_Aim of the exercise_. Give back the full set of entries exactly, keeping each line intact.

_Data in this exercise_.
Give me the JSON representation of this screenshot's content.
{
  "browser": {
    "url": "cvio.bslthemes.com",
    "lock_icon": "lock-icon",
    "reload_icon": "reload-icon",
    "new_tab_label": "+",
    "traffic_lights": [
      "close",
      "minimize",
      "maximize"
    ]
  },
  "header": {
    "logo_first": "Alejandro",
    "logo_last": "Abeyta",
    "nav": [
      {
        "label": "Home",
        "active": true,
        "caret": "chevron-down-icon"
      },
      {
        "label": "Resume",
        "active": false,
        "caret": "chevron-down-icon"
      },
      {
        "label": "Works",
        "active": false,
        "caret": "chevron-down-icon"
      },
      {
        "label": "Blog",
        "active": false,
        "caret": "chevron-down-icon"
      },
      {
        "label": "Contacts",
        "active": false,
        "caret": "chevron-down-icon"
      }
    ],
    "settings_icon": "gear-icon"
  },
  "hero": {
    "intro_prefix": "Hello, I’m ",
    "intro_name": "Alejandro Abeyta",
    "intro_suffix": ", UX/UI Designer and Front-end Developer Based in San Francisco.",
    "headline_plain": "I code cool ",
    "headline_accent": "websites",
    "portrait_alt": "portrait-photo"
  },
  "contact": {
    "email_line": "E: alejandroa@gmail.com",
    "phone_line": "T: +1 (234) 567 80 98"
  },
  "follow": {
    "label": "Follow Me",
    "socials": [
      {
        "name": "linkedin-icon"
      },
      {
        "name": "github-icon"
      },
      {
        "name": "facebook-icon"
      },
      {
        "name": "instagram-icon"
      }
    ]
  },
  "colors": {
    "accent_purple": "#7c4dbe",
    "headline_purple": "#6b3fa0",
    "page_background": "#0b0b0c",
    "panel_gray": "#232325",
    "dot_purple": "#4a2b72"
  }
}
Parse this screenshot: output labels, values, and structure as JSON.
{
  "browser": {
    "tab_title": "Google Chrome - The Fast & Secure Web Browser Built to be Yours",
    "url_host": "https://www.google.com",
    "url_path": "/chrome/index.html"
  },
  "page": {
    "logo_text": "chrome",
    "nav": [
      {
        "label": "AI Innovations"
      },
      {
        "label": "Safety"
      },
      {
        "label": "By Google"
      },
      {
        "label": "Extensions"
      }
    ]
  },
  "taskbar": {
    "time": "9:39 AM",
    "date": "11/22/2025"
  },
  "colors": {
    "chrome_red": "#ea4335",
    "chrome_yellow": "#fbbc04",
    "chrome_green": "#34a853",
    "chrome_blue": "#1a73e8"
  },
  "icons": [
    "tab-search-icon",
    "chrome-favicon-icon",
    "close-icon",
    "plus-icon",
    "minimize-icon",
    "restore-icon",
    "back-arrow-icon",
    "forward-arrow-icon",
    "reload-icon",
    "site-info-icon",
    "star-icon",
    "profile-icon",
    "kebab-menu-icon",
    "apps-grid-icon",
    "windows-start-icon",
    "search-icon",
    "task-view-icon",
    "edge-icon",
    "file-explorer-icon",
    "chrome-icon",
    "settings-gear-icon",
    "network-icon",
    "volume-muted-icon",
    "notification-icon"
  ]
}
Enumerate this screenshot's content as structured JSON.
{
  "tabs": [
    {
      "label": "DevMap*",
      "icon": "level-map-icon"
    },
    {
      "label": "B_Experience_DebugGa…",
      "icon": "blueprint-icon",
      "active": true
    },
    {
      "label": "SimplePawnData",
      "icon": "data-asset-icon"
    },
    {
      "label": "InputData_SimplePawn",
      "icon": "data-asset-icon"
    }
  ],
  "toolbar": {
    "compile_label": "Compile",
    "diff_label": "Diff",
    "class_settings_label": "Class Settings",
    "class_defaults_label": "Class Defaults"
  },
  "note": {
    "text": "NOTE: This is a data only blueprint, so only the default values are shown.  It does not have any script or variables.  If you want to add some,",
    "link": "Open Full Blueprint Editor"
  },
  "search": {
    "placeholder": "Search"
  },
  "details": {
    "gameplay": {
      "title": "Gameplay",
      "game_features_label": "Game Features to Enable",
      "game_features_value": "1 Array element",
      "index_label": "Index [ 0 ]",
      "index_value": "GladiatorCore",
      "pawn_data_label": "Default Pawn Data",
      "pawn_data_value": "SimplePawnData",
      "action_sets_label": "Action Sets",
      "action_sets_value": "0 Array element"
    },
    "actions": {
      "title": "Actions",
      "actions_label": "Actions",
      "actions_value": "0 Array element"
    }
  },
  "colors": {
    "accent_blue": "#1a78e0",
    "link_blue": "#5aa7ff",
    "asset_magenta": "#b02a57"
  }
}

_Final answer_.
Give me the JSON representation of this screenshot's content.
{
  "browser": {
    "url": "cvio.bslthemes.com",
    "lock_icon": "lock-icon",
    "reload_icon": "reload-icon",
    "new_tab_label": "+",
    "traffic_lights": [
      "close",
      "minimize",
      "maximize"
    ]
  },
  "header": {
    "logo_first": "Alejandro",
    "logo_last": "Abeyta",
    "nav": [
      {
        "label": "Home",
        "active": true,
        "caret": "chevron-down-icon"
      },
      {
        "label": "Resume",
        "active": false,
        "caret": "chevron-down-icon"
      },
      {
        "label": "Works",
        "active": false,
        "caret": "chevron-down-icon"
      },
      {
        "label": "Blog",
        "active": false,
        "caret": "chevron-down-icon"
      },
      {
        "label": "Contacts",
        "active": false,
        "caret": "chevron-down-icon"
      }
    ],
    "settings_icon": "gear-icon"
  },
  "hero": {
    "intro_prefix": "Hello, I’m ",
    "intro_name": "Alejandro Abeyta",
    "intro_suffix": ", UX/UI Designer and Front-end Developer Based in San Francisco.",
    "headline_plain": "I code cool ",
    "headline_accent": "websites",
    "portrait_alt": "portrait-photo"
  },
  "contact": {
    "email_line": "E: alejandroa@gmail.com",
    "phone_line": "T: +1 (234) 567 80 98"
  },
  "follow": {
    "label": "Follow Me",
    "socials": [
      {
        "name": "linkedin-icon"
      },
      {
        "name": "github-icon"
      },
      {
        "name": "facebook-icon"
      },
      {
        "name": "instagram-icon"
      }
    ]
  },
  "colors": {
    "accent_purple": "#7c4dbe",
    "headline_purple": "#6b3fa0",
    "page_background": "#0b0b0c",
    "panel_gray": "#232325",
    "dot_purple": "#4a2b72"
  }
}
Parse this screenshot: output labels, values, and structure as JSON.
{
  "browser": {
    "tab_title": "Google Chrome - The Fast & Secure Web Browser Built to be Yours",
    "url_host": "https://www.google.com",
    "url_path": "/chrome/index.html"
  },
  "page": {
    "logo_text": "chrome",
    "nav": [
      {
        "label": "AI Innovations"
      },
      {
        "label": "Safety"
      },
      {
        "label": "By Google"
      },
      {
        "label": "Extensions"
      }
    ]
  },
  "taskbar": {
    "time": "9:39 AM",
    "date": "11/22/2025"
  },
  "colors": {
    "chrome_red": "#ea4335",
    "chrome_yellow": "#fbbc04",
    "chrome_green": "#34a853",
    "chrome_blue": "#1a73e8"
  },
  "icons": [
    "tab-search-icon",
    "chrome-favicon-icon",
    "close-icon",
    "plus-icon",
    "minimize-icon",
    "restore-icon",
    "back-arrow-icon",
    "forward-arrow-icon",
    "reload-icon",
    "site-info-icon",
    "star-icon",
    "profile-icon",
    "kebab-menu-icon",
    "apps-grid-icon",
    "windows-start-icon",
    "search-icon",
    "task-view-icon",
    "edge-icon",
    "file-explorer-icon",
    "chrome-icon",
    "settings-gear-icon",
    "network-icon",
    "volume-muted-icon",
    "notification-icon"
  ]
}
Enumerate this screenshot's content as structured JSON.
{
  "tabs": [
    {
      "label": "DevMap*",
      "icon": "level-map-icon"
    },
    {
      "label": "B_Experience_DebugGa…",
      "icon": "blueprint-icon",
      "active": true
    },
    {
      "label": "SimplePawnData",
      "icon": "data-asset-icon"
    },
    {
      "label": "InputData_SimplePawn",
      "icon": "data-asset-icon"
    }
  ],
  "toolbar": {
    "compile_label": "Compile",
    "diff_label": "Diff",
    "class_settings_label": "Class Settings",
    "class_defaults_label": "Class Defaults"
  },
  "note": {
    "text": "NOTE: This is a data only blueprint, so only the default values are shown.  It does not have any script or variables.  If you want to add some,",
    "link": "Open Full Blueprint Editor"
  },
  "search": {
    "placeholder": "Search"
  },
  "details": {
    "gameplay": {
      "title": "Gameplay",
      "game_features_label": "Game Features to Enable",
      "game_features_value": "1 Array element",
      "index_label": "Index [ 0 ]",
      "index_value": "GladiatorCore",
      "pawn_data_label": "Default Pawn Data",
      "pawn_data_value": "SimplePawnData",
      "action_sets_label": "Action Sets",
      "action_sets_value": "0 Array element"
    },
    "actions": {
      "title": "Actions",
      "actions_label": "Actions",
      "actions_value": "0 Array element"
    }
  },
  "colors": {
    "accent_blue": "#1a78e0",
    "link_blue": "#5aa7ff",
    "asset_magenta": "#b02a57"
  }
}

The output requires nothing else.